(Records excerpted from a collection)

== Segment start ==

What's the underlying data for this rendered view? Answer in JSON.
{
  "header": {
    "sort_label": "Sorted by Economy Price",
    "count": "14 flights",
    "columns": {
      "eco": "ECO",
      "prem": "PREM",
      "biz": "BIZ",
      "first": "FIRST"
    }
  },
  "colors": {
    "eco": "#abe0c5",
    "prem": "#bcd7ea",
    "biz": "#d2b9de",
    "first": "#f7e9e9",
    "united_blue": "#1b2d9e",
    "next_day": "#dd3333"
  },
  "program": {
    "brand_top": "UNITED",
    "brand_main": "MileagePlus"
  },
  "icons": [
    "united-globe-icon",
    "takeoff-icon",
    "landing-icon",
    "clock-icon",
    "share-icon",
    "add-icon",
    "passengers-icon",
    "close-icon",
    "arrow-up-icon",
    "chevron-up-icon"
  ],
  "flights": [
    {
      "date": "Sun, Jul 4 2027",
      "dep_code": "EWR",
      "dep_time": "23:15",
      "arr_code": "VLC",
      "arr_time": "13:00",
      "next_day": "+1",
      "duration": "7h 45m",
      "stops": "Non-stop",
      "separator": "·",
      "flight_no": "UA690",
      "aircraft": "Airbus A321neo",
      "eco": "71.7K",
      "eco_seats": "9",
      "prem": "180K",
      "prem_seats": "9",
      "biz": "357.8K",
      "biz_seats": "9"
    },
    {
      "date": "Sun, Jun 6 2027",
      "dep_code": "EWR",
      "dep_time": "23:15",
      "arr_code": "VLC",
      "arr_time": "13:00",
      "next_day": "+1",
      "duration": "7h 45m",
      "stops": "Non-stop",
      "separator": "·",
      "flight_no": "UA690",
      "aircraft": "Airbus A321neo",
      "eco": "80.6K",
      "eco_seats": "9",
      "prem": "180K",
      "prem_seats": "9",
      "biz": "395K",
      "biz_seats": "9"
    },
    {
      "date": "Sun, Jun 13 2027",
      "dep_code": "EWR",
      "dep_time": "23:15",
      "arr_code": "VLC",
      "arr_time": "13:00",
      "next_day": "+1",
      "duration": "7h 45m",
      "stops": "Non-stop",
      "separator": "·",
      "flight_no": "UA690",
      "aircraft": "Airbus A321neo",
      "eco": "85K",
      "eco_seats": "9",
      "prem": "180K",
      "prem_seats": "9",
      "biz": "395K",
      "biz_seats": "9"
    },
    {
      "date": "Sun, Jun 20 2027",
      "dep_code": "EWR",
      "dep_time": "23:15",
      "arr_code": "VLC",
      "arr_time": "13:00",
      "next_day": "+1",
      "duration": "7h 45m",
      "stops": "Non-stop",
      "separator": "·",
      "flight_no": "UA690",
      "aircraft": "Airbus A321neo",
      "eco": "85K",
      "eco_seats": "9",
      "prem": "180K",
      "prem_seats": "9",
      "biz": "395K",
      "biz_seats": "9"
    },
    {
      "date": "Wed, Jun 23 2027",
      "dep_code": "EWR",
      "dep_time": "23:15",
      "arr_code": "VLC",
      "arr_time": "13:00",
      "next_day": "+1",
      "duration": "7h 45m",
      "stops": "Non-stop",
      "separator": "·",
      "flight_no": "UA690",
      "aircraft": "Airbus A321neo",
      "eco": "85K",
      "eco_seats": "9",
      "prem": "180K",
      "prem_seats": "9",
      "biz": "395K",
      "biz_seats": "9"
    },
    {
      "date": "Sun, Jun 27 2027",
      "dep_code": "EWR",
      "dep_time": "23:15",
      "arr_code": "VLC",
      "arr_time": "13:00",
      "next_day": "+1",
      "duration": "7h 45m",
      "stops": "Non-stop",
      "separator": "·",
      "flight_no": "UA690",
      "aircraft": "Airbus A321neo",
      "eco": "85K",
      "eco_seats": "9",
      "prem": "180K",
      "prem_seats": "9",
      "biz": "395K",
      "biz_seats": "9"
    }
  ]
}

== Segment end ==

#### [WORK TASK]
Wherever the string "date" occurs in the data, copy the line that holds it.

#### [TASK RESULT]
      "date": "Sun, Jul 4 2027",
      "date": "Sun, Jun 6 2027",
      "date": "Sun, Jun 13 2027",
      "date": "Sun, Jun 20 2027",
      "date": "Wed, Jun 23 2027",
      "date": "Sun, Jun 27 2027",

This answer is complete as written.